A silk embroidered thangka of Shakyamuni in the Metropolitan Museum of Art, New York
Kangxi period examples are rare in comparison with Qianlong examples, considering the number of related works dating to the Qianlong period. There is another example of embroidery featuring Eleven-headed bodhisattva Guanyin in the Metropolitan Museum. However, the simpler decorative elements, restrained landscape, and stark midnight-blue ground of the present thangka suggest the earlier date.
A gilt-lacquer, polychrome wood and gesso figure of Jinasagara Avalokiteshvara and consort
Ming Dynasty, Xuande Period
Lot no.: 329
Estimate: US$1,000,000 – 1,500,000
A gilt-bronze figure of Avalokiteshvara Padmapani
Yongle Mark and Period
Lot no.: 328
Estimate: US$500,000 – 700,000
A large gilt-bronze figure of Avalokiteshvara, 17th Century
Lot no.: 314
Estimate: US$200,000 – 300,000
An embroidered silk thangka depicting Ekadashamukha Avalokiteshvara

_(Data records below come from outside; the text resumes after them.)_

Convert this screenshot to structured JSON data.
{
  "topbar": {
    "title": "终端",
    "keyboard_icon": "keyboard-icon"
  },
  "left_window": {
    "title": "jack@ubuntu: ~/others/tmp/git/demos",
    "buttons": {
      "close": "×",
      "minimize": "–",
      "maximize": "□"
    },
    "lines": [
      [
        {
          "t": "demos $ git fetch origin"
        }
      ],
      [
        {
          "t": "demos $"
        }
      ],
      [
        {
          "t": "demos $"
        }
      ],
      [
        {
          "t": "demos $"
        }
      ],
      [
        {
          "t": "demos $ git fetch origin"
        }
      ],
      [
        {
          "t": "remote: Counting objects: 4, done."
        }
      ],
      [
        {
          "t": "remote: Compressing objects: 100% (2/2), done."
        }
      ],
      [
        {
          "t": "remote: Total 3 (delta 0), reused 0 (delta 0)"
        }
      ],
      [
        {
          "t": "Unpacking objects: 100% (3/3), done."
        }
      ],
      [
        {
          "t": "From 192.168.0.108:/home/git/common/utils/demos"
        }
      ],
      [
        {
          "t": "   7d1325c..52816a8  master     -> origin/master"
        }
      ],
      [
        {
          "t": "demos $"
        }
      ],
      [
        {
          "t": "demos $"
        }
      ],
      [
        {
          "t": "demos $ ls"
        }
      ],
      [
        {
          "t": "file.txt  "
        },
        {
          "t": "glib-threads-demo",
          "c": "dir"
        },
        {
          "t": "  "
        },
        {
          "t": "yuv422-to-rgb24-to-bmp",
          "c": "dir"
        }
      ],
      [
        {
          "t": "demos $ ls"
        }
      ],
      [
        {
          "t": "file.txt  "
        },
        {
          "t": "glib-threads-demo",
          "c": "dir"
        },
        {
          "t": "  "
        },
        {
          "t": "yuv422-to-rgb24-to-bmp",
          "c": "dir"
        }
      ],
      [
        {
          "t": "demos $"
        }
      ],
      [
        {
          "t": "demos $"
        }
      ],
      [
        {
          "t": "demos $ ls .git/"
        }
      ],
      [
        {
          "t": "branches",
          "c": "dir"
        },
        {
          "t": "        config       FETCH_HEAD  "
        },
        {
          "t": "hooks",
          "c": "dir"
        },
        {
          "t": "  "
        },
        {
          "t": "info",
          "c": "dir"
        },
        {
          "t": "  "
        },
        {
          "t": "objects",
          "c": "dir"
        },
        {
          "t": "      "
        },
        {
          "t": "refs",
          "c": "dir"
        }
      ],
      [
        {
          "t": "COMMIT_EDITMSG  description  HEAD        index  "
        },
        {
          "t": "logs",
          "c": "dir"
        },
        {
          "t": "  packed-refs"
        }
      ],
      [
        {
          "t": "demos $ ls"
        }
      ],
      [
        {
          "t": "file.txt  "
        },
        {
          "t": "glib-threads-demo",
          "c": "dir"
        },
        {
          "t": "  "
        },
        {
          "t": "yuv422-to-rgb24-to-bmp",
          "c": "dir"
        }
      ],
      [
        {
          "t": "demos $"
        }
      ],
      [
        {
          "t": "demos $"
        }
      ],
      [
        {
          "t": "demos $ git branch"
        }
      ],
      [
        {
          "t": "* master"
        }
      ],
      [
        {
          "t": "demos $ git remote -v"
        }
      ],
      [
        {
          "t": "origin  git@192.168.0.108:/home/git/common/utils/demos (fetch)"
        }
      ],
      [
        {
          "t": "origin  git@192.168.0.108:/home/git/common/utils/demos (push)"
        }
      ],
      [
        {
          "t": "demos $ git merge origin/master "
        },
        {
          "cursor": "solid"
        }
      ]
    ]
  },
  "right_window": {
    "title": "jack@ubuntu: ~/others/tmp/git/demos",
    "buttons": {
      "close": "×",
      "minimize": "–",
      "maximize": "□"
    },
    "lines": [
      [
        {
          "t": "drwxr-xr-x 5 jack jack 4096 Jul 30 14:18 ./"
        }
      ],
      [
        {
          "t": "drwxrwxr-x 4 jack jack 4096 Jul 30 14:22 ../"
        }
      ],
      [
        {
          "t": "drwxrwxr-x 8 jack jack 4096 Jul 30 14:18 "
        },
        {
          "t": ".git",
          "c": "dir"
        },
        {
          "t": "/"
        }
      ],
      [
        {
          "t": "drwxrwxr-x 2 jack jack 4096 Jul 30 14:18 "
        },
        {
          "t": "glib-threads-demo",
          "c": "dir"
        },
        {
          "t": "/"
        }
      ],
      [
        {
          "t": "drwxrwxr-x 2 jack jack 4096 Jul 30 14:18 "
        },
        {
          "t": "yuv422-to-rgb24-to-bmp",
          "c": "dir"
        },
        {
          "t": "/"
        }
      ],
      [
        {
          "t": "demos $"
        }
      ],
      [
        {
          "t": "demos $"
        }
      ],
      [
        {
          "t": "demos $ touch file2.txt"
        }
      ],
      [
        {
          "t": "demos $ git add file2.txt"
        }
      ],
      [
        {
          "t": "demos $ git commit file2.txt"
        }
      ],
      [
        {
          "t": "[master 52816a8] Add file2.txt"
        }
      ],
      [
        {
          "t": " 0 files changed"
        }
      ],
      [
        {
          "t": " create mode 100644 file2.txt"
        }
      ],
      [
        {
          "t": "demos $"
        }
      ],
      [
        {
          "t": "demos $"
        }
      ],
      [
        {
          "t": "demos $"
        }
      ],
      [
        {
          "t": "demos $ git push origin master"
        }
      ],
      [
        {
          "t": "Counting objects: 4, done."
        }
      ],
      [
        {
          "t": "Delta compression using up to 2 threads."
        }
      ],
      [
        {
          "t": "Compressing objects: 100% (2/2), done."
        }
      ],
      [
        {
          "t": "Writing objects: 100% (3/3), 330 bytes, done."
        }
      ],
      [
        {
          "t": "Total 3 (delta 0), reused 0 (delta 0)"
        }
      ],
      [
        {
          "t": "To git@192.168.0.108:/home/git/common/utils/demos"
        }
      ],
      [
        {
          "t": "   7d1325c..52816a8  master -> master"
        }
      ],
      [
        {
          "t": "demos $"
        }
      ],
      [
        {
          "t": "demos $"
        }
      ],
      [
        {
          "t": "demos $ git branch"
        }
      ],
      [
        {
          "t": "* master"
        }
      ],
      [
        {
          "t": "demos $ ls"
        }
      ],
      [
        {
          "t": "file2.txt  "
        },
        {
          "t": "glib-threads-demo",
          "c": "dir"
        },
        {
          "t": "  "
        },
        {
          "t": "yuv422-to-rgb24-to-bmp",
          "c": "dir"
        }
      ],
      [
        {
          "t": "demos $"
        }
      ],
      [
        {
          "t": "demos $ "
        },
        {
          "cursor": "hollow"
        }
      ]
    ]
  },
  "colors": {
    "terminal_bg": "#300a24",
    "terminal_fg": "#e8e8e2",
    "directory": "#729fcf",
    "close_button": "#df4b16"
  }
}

Qing Dynasty, Kangxi Period
Lot no.: 327
Size: 60.5 x 40cm
Estimate: US$80,000 – 120,000
Auction house: Sotheby’s New York
Sale: Bodies of Infinite Light Featuring an Important Collection of Buddhist Figures Formerly in the Collection of the Chang Foundation
Sale: 10 September 2019｜3pm